> **ACTION ITEM**
Scan the data below for the string "JSON". Show every line where it turns up.
---- DATA SUPPLIED
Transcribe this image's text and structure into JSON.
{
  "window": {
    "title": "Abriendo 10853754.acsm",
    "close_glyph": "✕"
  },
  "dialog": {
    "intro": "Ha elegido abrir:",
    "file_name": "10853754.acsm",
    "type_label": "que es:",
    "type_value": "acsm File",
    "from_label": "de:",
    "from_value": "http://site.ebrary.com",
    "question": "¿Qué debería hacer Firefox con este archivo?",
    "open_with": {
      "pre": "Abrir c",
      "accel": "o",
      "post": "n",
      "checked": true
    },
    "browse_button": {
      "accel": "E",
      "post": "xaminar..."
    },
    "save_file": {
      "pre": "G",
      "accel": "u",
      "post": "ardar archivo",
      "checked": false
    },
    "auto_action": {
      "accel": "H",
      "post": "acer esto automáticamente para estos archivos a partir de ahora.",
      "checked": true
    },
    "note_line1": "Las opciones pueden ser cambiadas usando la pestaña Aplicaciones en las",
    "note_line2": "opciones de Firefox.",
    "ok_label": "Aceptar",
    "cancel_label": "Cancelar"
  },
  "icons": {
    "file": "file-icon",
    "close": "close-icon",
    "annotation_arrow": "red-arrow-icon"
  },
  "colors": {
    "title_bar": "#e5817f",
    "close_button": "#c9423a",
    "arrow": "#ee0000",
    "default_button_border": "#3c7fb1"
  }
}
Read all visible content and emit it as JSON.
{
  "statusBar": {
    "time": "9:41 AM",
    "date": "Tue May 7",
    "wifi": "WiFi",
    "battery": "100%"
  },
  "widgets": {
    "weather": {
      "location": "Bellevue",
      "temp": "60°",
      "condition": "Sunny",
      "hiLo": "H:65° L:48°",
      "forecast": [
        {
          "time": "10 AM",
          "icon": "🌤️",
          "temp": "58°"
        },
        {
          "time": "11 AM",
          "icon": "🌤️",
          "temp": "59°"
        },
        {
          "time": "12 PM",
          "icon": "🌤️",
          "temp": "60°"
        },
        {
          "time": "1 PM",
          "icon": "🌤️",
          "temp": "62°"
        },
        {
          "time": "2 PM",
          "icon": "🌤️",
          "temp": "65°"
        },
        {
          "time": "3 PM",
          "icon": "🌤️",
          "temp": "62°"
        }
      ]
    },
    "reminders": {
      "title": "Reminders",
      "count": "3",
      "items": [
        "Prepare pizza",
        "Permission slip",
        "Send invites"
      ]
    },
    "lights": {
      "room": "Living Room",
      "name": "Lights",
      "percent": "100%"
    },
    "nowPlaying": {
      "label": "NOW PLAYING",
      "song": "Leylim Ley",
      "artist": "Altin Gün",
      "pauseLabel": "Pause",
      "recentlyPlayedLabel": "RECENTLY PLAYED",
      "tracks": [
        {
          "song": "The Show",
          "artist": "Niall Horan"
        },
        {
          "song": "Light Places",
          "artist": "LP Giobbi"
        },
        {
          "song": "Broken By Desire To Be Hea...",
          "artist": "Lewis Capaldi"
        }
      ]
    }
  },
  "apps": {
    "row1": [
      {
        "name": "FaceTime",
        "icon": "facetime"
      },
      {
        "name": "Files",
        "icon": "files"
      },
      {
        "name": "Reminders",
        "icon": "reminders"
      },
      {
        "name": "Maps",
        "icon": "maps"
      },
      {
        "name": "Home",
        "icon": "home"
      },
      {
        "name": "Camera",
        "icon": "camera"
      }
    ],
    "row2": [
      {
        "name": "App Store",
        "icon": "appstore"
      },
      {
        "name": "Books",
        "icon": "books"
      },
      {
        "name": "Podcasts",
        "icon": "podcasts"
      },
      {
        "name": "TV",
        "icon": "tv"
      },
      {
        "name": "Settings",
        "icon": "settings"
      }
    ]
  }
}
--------
> **WORKED SOLUTION**
Transcribe this image's text and structure into JSON.
Read all visible content and emit it as JSON.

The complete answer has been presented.